Dr David Beggs

The following is a summary, taken mostly from the MLA website, to help understand where biosecurity plans fit in to the bigger picture.

The Livestock Production Assurance (LPA) program is the Australian livestock industry’s on-farm assurance program covering food safety, animal welfare and biosecurity. It provides evidence of livestock history and on-farm practices when transferring livestock through the value chain.

Administration of the LPA Program transferred from AUS-MEAT to the Integrity Systems Company on 5 April, 2017. The Integrity Systems Company, an MLA subsidiary, now administers the program on behalf of industry. AUS-MEAT will continue to conduct the LPA on-farm audits. As part of the Livestock Production Assurance program, an LPA National Vendor Declaration is required for all livestock movements, including property to property, through saleyards, direct to processors and to feedlots, and to the live export trade. The LPA NVD is the main document behind Australia’s reputation as a reliable supplier of safe red meat to domestic and international markets. Thus if you are not a member of LPA, you can’t use an LPA NVD and you can’t sell stock.

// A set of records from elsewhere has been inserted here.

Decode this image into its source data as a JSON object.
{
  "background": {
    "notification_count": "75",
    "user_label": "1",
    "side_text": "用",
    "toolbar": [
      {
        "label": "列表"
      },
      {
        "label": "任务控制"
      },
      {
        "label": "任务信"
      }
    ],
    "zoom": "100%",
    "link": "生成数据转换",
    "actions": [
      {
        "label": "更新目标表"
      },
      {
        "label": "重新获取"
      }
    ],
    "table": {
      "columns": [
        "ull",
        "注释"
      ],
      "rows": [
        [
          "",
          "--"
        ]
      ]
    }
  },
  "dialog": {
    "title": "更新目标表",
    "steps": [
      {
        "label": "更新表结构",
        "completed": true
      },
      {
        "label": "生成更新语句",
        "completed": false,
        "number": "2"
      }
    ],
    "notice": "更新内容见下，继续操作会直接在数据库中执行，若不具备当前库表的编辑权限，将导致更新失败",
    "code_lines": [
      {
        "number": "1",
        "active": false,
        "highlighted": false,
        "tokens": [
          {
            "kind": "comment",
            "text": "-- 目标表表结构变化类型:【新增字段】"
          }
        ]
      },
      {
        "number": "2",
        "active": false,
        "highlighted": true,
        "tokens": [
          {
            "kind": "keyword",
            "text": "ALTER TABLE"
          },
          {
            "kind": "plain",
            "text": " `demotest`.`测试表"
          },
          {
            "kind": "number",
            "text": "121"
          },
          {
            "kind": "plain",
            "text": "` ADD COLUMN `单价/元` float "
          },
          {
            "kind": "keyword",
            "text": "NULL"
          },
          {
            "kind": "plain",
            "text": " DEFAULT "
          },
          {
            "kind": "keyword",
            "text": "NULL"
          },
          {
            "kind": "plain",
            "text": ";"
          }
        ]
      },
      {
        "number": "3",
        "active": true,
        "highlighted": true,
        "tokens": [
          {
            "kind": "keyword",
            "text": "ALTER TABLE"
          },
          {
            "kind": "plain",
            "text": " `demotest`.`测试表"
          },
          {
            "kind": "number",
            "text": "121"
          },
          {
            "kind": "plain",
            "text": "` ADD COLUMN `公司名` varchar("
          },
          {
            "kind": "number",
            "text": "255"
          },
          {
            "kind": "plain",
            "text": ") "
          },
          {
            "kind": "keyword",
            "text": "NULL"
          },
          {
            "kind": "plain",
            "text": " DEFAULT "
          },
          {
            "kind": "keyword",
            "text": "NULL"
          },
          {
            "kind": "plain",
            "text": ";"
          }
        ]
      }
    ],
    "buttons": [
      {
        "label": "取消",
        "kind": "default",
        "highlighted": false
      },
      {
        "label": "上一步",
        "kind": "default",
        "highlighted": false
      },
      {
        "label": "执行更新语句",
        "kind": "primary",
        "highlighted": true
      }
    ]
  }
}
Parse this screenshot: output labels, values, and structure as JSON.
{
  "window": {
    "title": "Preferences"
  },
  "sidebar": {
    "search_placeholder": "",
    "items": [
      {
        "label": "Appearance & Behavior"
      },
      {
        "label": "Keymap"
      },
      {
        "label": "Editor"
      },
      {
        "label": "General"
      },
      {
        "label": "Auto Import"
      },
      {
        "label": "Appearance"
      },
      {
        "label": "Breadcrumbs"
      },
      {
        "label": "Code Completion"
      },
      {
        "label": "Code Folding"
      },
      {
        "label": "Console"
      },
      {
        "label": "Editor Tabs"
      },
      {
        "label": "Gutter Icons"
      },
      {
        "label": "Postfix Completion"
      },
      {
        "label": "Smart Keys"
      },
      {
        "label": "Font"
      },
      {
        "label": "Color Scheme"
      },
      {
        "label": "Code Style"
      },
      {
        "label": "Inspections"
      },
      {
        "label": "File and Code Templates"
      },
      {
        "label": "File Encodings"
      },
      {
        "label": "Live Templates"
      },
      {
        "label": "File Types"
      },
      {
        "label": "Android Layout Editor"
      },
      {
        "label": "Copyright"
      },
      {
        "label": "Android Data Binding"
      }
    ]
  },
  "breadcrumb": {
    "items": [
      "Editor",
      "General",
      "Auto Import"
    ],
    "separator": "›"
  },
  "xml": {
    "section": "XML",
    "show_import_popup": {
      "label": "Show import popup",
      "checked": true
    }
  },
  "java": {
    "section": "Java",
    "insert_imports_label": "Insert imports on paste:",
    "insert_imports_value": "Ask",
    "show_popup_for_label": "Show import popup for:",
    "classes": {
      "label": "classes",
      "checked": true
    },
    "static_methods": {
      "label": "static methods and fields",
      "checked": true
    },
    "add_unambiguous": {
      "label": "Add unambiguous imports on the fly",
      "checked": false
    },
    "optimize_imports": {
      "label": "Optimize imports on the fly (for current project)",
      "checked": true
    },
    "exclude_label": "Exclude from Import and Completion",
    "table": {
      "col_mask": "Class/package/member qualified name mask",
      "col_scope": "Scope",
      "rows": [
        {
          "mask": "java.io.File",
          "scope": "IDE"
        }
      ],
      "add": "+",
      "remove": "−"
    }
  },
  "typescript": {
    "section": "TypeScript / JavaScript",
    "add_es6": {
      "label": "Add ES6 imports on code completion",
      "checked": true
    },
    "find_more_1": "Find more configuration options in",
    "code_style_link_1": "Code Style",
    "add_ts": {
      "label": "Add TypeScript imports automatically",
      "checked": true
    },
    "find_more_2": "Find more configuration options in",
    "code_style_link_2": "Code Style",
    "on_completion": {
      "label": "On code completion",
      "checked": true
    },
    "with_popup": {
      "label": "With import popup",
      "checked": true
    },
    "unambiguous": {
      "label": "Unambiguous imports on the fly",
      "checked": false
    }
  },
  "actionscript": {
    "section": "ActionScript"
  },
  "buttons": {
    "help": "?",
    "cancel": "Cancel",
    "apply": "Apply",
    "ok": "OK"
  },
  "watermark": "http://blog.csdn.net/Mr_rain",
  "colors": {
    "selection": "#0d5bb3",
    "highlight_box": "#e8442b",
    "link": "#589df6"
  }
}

Seven separate but complementary elements make up the LPA program;

  • Property risk assessments
  • Safe and responsible animal treatments
  • Stock foods, fodder crops, grain and pasture treatments
  • Preparation for dispatch of livestock
  • Livestock transactions and movements
  • Biosecurity Animal Welfare

Biosecurity Animal Welfare are relatively new elements of the LPA program and are due to come into force on 1 October 2017. Other changes to LPA that are occurring at the same time include a new fee ($66 every 3 years), a requirement for regular online assessments, online learning tools and electronic NVDs.

From 1st October 2017, producers are required to develop a Farm Biosecurity Plan. There is no requirement for veterinary involvement, but vets are well placed to assist producers to produce high quality meaningful biosecurity plans.

To meet the requirements of LPA, as minimum each Property Identification Code (PIC) must have a formal, documented Farm Biosecurity Plan that addresses each of the following:

(a) Manage and record the introduction and movement of livestock in a way that minimises the risk of introducing and/or spreading infectious diseases;

(b) Where reasonable and practicable, control people, equipment and vehicles entering the property, thus minimising the potential for property contamination and, if possible, keep a record of such movements; and

(c) Prevent and control animal diseases on-farm by regularly monitoring and managing livestock.

There is a checklist of activities that can assist producers in meeting the biosecurity requirements of LPA:

  • PIC has a documented Farm Biosecurity Plan
  • All livestock movements onto the PIC have a known health status (e.g. Livestock Health Statement/Declaration or equivalent)
  • All introduced livestock are inspected for signs of ill health or disease on arrival at the property and kept in isolation for a period of time
  • Livestock are inspected regularly for ill health and disease and appropriate action undertaken where necessary
  • The risk of livestock straying onto or from the property is minimised
  • There are systems in place to notify a veterinary practitioner, or animal health officer, if unusual disease, illness or mortality is observed
  • Where reasonable and practical, the movement of people, vehicles and equipment entering the property are controlled and, where possible, movements recorded
  • Any other procedures or practices that contribute to minimising the risk or spread of disease

Another reason to have a biosecurity plan is for Johne’s Disease accreditation. Producers who wish to maintain a J-BAS score of 7 or 8 need to have a biosecurity plan overseen by a vet. For the most part, producers are likely to have already done this or already be aware of it. There are specific requirements for a J-BAS 7 or 8 biosecurity plan which are detailed on the animalhealthaustralia.com.au web site.

There is no need to have two plans! A single plan should be developed that covers all bases.

The Australian Cattle Veterinarians’ Biocheck® is a tool available through your veterinarian to develop a comprehensive farm biosecurity plan. When using this tool, it is the job of the vet and producer to discuss the major biosecurity risks, and to document how well they are controlled on a particular farm. It is not the job of the vet to audit the plan. Biosecurity practices will be audited as part of the LPA audit process.

Alternative biosecurity plan templates are available on the LPA, farmbiosecurity.com.au and animalhealthaustralia.com.au web sites.